White House defends change as more efficient
Posted at 6:57 PM, Jul 16, 2020
and last updated 2020-07-16 22:26:11-04

SAN DIEGO (KGTV) — The White House insisted Thursday that the CDC and the public will continue to have access to hospital data related to the COVID-19 pandemic, trying to quell concerns after the Trump administration directed a private technology firm to collect hospital data instead of the nation’s premier public health agency.

Since March, the CDC has been collecting data from hospitals on bed space, COVID tests and other key metrics, like the availability of personal protective equipment, ventilators, and certain drugs.

White House Press Secretary Kayleigh McEnany said Thursday the CDC-run system, the National Healthcare Safety Network, was only capturing 81 percent of the nation’s hospitals.

She said the new system, run by TeleTracking Technologies, will provide a more complete picture with faster reporting to the White House Coronavirus Task Force. Hospitals began sending data to the new database on Wednesday.

“The intent of this is we need to make sure there is daily data given to Dr. [Deborah] Birx and others running point on Remdesivir and identifying hotspots,” McEnany said.

The change comes at a time when President Trump has sparred with the CDC over school reopening guidelines, but CDC Director Dr. Robert Redfield said he supported the move.

However, critics see the move as the latest effort by the president to politicize science. Four former CDC directors wrote an op-ed in the Washington Post this week raising concerns about the president's efforts to "undermine" the Centers for Disease Control and Prevention.

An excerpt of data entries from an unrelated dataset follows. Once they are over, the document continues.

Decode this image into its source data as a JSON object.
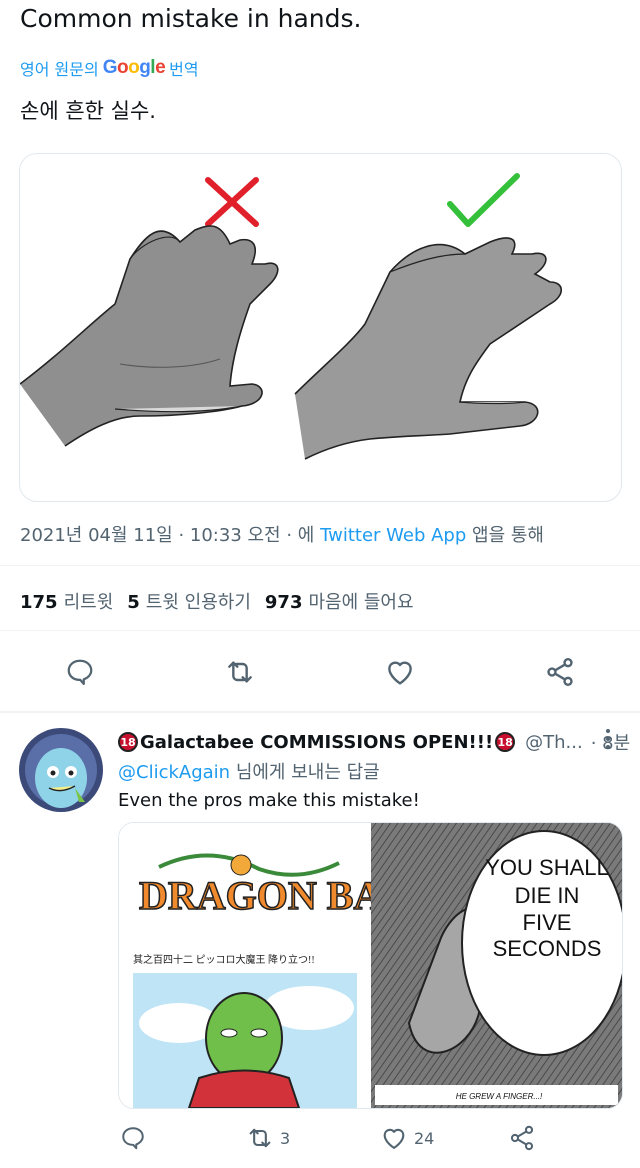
{
  "tweet": {
    "text": "Common mistake in hands.",
    "translate_prefix": "영어 원문의",
    "translate_brand": "Google",
    "translate_suffix": "번역",
    "translated_text": "손에 흔한 실수.",
    "timestamp": "2021년 04월 11일 · 10:33 오전 · 에",
    "source": "Twitter Web App",
    "source_suffix": "앱을 통해"
  },
  "stats": {
    "retweets_count": "175",
    "retweets_label": "리트윗",
    "quotes_count": "5",
    "quotes_label": "트윗 인용하기",
    "likes_count": "973",
    "likes_label": "마음에 들어요"
  },
  "reply": {
    "name": "Galactabee COMMISSIONS OPEN!!!",
    "badge": "18",
    "handle": "@Th...",
    "time": "· 8분",
    "replying_handle": "@ClickAgain",
    "replying_suffix": "님에게 보내는 답글",
    "text": "Even the pros make this mistake!",
    "retweet_count": "3",
    "like_count": "24"
  },
  "manga": {
    "speech": [
      "YOU SHALL",
      "DIE IN",
      "FIVE",
      "SECONDS"
    ],
    "caption": "HE GREW A FINGER...!",
    "logo": "DRAGON BALL",
    "subtitle": "其之百四十二 ピッコロ大魔王 降り立つ!!"
  },
  "colors": {
    "accent": "#1d9bf0",
    "wrong": "#e0202b",
    "right": "#34c03a",
    "muted": "#536471"
  },
  "icons": [
    "reply-icon",
    "retweet-icon",
    "like-icon",
    "share-icon",
    "more-icon"
  ]
}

“I see this as a big red flag. CDC has been sidelined throughout the response,” said Dr. Richard Besser, the former acting director under President Barack Obama.

Dr. Besser told ABC News the hospital data should be kept with the nation’s premier health scientists, although he acknowledged the CDC database had limitations.

“The data systems have to be improved. They've been underfunded, but why set up a system that bypasses the nation's public health agency? It doesn't make sense and it concerns me about the influence of politics on what should be good public health science,” he said.

McEnany said the CDC would still have access to the data along with the public, although the last update posted to the CDC website is from July 14.

Hospitals report data to the federal government in different ways. In some cases, hospitals manually input information to the federal database. In other cases, hospitals report data to the state or another intermediary, which passes the information along.

Scripps Health said it reports COVID-related information through an intermediary, the California Health Association, so the federal database change hasn’t affected its hospitals.

Sharp Healthcare and Palomar Health said the transition to the new system has been smooth on their end.

“We haven’t had any problems uploading our data,” said Palomar Health spokesman Derryl Acosta.